• Task objective:
Pick every line from the data below that contains the string "true" and copy it.

• Records provided:
——————————
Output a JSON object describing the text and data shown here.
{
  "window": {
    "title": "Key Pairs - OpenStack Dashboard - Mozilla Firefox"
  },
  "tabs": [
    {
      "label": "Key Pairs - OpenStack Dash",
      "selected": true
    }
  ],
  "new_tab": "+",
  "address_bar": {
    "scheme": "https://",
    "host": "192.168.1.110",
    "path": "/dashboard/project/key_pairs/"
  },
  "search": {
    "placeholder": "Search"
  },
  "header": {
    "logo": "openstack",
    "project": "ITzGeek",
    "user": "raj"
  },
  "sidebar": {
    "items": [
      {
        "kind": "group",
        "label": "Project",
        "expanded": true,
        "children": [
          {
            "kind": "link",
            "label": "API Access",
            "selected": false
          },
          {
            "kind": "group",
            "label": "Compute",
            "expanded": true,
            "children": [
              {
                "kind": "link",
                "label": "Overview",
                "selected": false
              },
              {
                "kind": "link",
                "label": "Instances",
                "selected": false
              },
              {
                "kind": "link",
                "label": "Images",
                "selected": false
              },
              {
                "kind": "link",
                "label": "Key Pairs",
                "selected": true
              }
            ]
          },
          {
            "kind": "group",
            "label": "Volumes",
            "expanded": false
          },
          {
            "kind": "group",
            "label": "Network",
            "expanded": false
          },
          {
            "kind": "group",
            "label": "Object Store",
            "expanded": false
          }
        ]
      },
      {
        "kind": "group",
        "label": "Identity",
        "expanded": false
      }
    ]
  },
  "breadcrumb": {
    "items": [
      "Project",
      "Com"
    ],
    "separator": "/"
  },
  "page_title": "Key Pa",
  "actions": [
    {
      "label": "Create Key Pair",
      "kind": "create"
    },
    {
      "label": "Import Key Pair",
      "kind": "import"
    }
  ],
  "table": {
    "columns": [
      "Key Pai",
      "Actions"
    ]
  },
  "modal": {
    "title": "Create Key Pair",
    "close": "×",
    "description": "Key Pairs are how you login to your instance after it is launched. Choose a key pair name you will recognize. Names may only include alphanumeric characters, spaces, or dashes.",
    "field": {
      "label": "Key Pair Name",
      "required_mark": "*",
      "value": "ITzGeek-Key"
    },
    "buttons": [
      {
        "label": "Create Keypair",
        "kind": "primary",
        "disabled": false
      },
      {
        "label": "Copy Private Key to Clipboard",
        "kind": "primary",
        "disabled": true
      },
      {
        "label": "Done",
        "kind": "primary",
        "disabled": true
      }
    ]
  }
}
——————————
• Written answer:
      "selected": true
        "expanded": true,
            "expanded": true,
                "selected": true
        "disabled": true
        "disabled": true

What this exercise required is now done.